iPS cells were made by injecting adult cells with genes that would let them form, like embryonic stem cells, any type of cell in the human body. When they were discovered, it was hoped that iPS cells would be an ethical alternative to embryonic stem cells. The iPS cells, however, had a tendency to cause the growth of tumours and only a small fraction of them actually ended up fully reprogrammed. Nagy wanted to analyze the cells that were not deemed fully reprogrammed.

F-cells were produced when the researchers kept supplying reprogramming factors to the iPS cells instead of stopping them after a few days. The F cells were generated so that they could only be reprogrammed if exposed to the antibiotic doxycycline. They either turned into specialized adult cells or died if the medication was taken away. F-cells are different from iPS cells because they do not add to the growing tissues when injected into mouse embryos. They can, however, form “teratomas,” which contain a variety of differentiated cells, and grow more quickly in the test tube than other stem cells. It is unclear whether F-cells exist naturally in mice.

“I think it’s inevitable that human F-class cells can be achieved in the near future through reprogramming,” said Juan Carlos Izpisua Belmonte, a developmental biologist from the Salk Institute for Biological Studies in La Jolla, to the Los Angeles Times.

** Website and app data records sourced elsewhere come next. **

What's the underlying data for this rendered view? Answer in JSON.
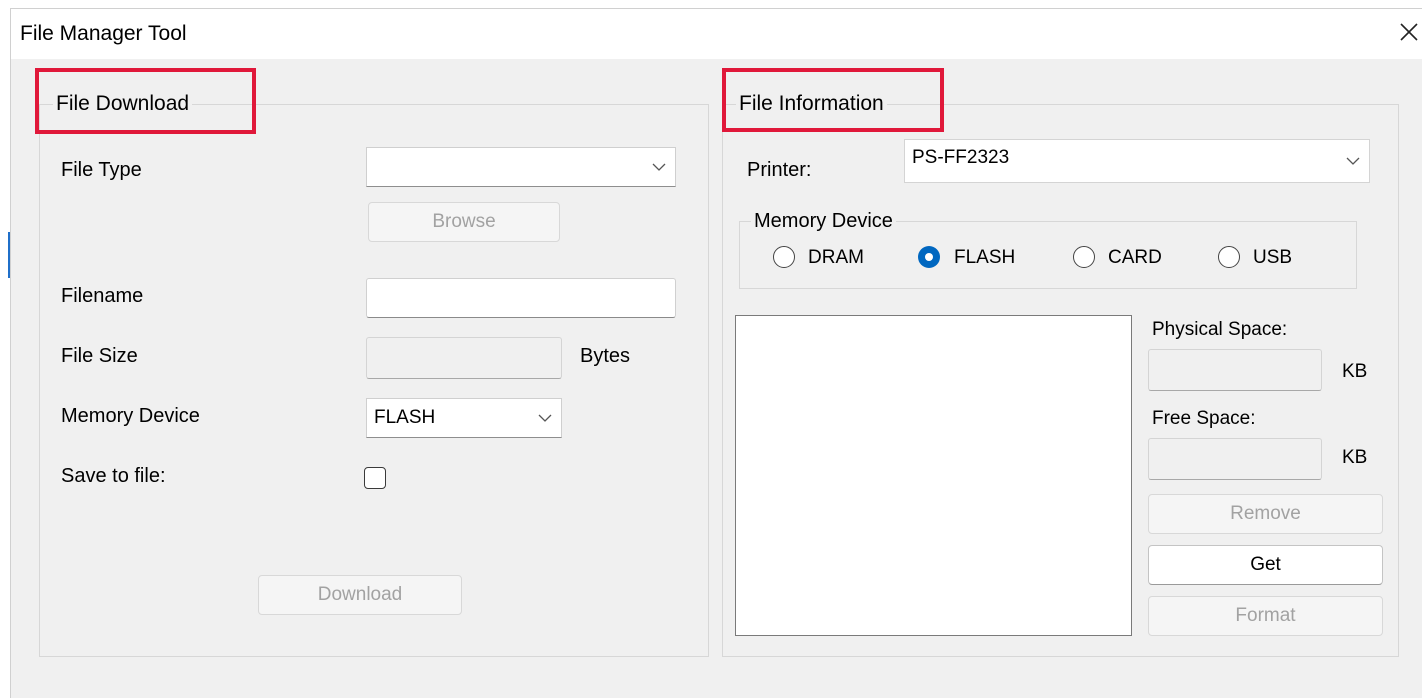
{
  "window": {
    "title": "File Manager Tool",
    "close_icon": "close-icon"
  },
  "download": {
    "legend": "File Download",
    "file_type_label": "File Type",
    "file_type_value": "",
    "browse_label": "Browse",
    "filename_label": "Filename",
    "filename_value": "",
    "file_size_label": "File Size",
    "file_size_value": "",
    "bytes_unit": "Bytes",
    "memory_device_label": "Memory Device",
    "memory_device_value": "FLASH",
    "save_to_file_label": "Save to file:",
    "save_to_file_checked": false,
    "download_label": "Download"
  },
  "info": {
    "legend": "File Information",
    "printer_label": "Printer:",
    "printer_value": "PS-FF2323",
    "memory_group_label": "Memory Device",
    "radios": [
      {
        "label": "DRAM",
        "checked": false
      },
      {
        "label": "FLASH",
        "checked": true
      },
      {
        "label": "CARD",
        "checked": false
      },
      {
        "label": "USB",
        "checked": false
      }
    ],
    "physical_space_label": "Physical Space:",
    "physical_space_value": "",
    "physical_unit": "KB",
    "free_space_label": "Free Space:",
    "free_space_value": "",
    "free_unit": "KB",
    "remove_label": "Remove",
    "get_label": "Get",
    "format_label": "Format"
  },
  "colors": {
    "highlight_box": "#e0183a",
    "radio_accent": "#0067c0",
    "window_bg": "#f0f0f0"
  }
}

It is also possible, however, that they could lead to the formation of tumours.

“With the arrival of F-class cells on the scene…(who’s) to say that there aren’t additional types of pluripotent cells with unique properties that might be harnessed clinically?” said Paul Knoepfler, a University of California Davis stem cell researcher, to the Los Angeles Times.

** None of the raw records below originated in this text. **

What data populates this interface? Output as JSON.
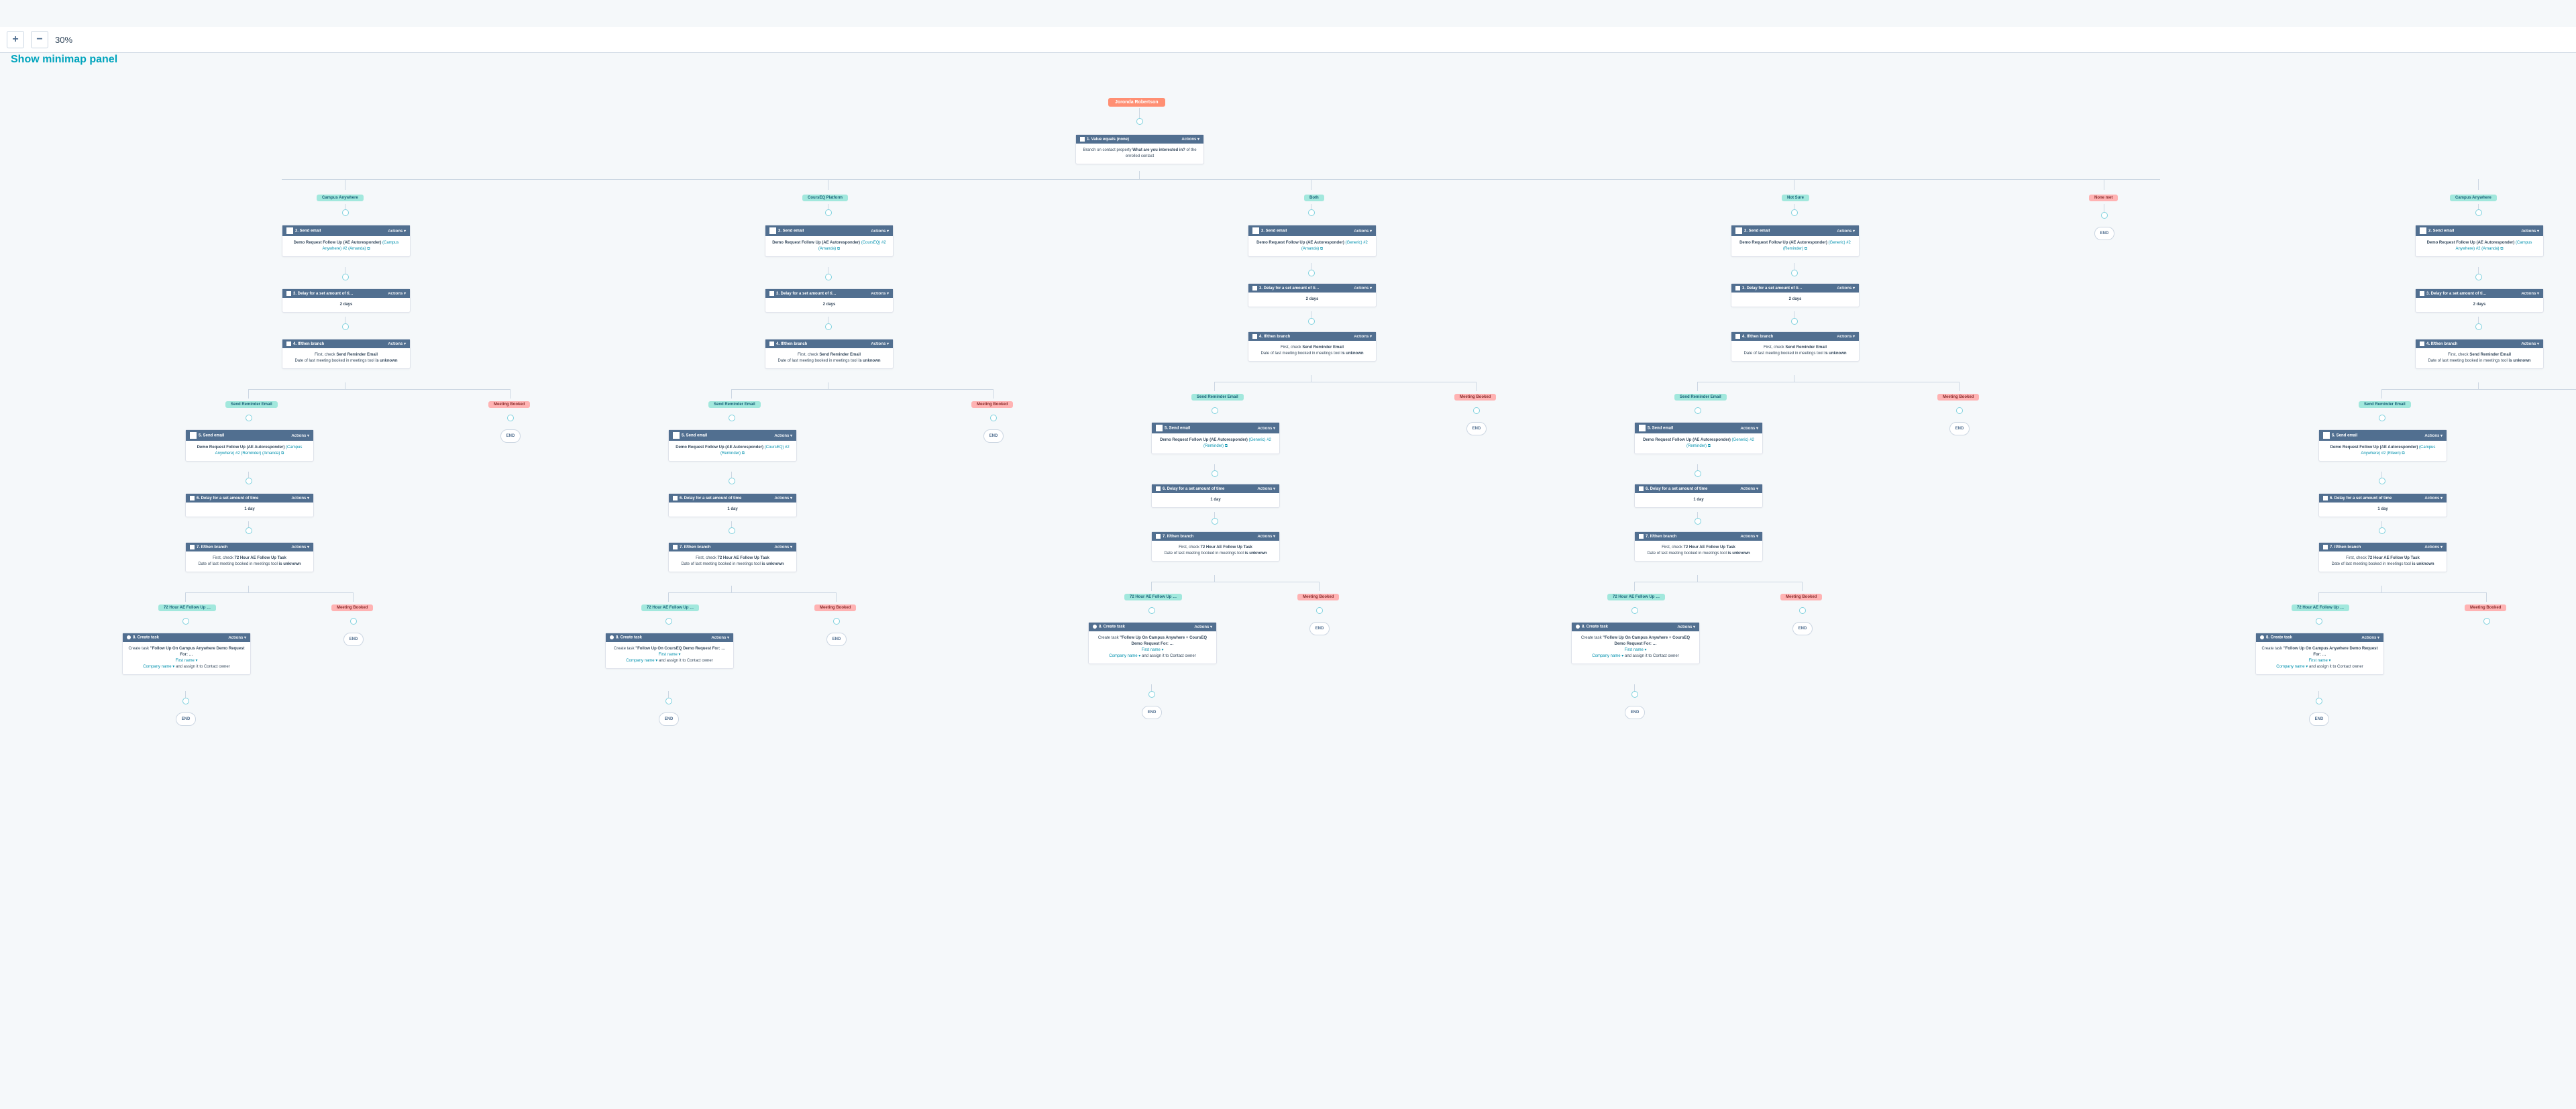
{
  "toolbar": {
    "zoom": "30%",
    "plus": "+",
    "minus": "−"
  },
  "linkbar": "Show minimap panel",
  "trigger": "Joronda Robertson",
  "actions_label": "Actions ▾",
  "root": {
    "header": "1. Value equals (none)",
    "body_pre": "Branch on contact property ",
    "body_bold": "What are you interested in?",
    "body_post": " of the enrolled contact"
  },
  "branch_mid": {
    "send_reminder": "Send Reminder Email",
    "meeting_booked": "Meeting Booked",
    "fu_72": "72 Hour AE Follow Up …",
    "fu_meeting": "Meeting Booked"
  },
  "end_label": "END",
  "branches": {
    "labels": [
      "Campus Anywhere",
      "CoursEQ Platform",
      "Both",
      "Not Sure",
      "None met",
      "Campus Anywhere"
    ]
  },
  "c2": {
    "header": "2. Send email",
    "body_pre": "Demo Request Follow Up (AE Autoresponder)",
    "variants": [
      "(Campus Anywhere) #2 (Amanda) ⧉",
      "(CoursEQ) #2 (Amanda) ⧉",
      "(Generic) #2 (Amanda) ⧉",
      "(Generic) #2 (Reminder) ⧉",
      "(Campus Anywhere) #2 (Amanda) ⧉"
    ]
  },
  "c3": {
    "header_pre": "3. Delay for a set amount of ti…",
    "body": "2 days"
  },
  "c4": {
    "header": "4. If/then branch",
    "body_pre": "First, check ",
    "body_bold": "Send Reminder Email",
    "line2_pre": "Date of last meeting booked in meetings tool ",
    "line2_bold": "is unknown"
  },
  "c5": {
    "header": "5. Send email",
    "body_pre": "Demo Request Follow Up (AE Autoresponder)",
    "variants": [
      "(Campus Anywhere) #2 (Reminder) (Amanda) ⧉",
      "(CoursEQ) #2 (Reminder) ⧉",
      "(Generic) #2 (Reminder) ⧉",
      "(Generic) #2 (Reminder) ⧉",
      "(Campus Anywhere) #2 (Eileen) ⧉"
    ]
  },
  "c6": {
    "header": "6. Delay for a set amount of time",
    "body": "1 day"
  },
  "c7": {
    "header": "7. If/then branch",
    "body_pre": "First, check ",
    "body_bold": "72 Hour AE Follow Up Task",
    "line2_pre": "Date of last meeting booked in meetings tool ",
    "line2_bold": "is unknown"
  },
  "c8": {
    "header": "8. Create task",
    "body_intro": "Create task ",
    "body_titles": [
      "\"Follow Up On Campus Anywhere Demo Request For: …",
      "\"Follow Up On CoursEQ Demo Request For: …",
      "\"Follow Up On Campus Anywhere + CoursEQ Demo Request For: …",
      "\"Follow Up On Campus Anywhere + CoursEQ Demo Request For: …",
      "\"Follow Up On Campus Anywhere Demo Request For: …"
    ],
    "token1": "First name ▾",
    "token2": "Company name ▾",
    "assign": " and assign it to Contact owner"
  }
}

“We do believe that if we are opening up this black box and put some light into it and even videotape what’s happening inside we will be able to understand this process better,” said Nagy to CBC News about his project investigating how stem cells are programmed. “That knowledge that we are generating would help us to make safer cells at the end, maybe more efficient cells to treat diseases.”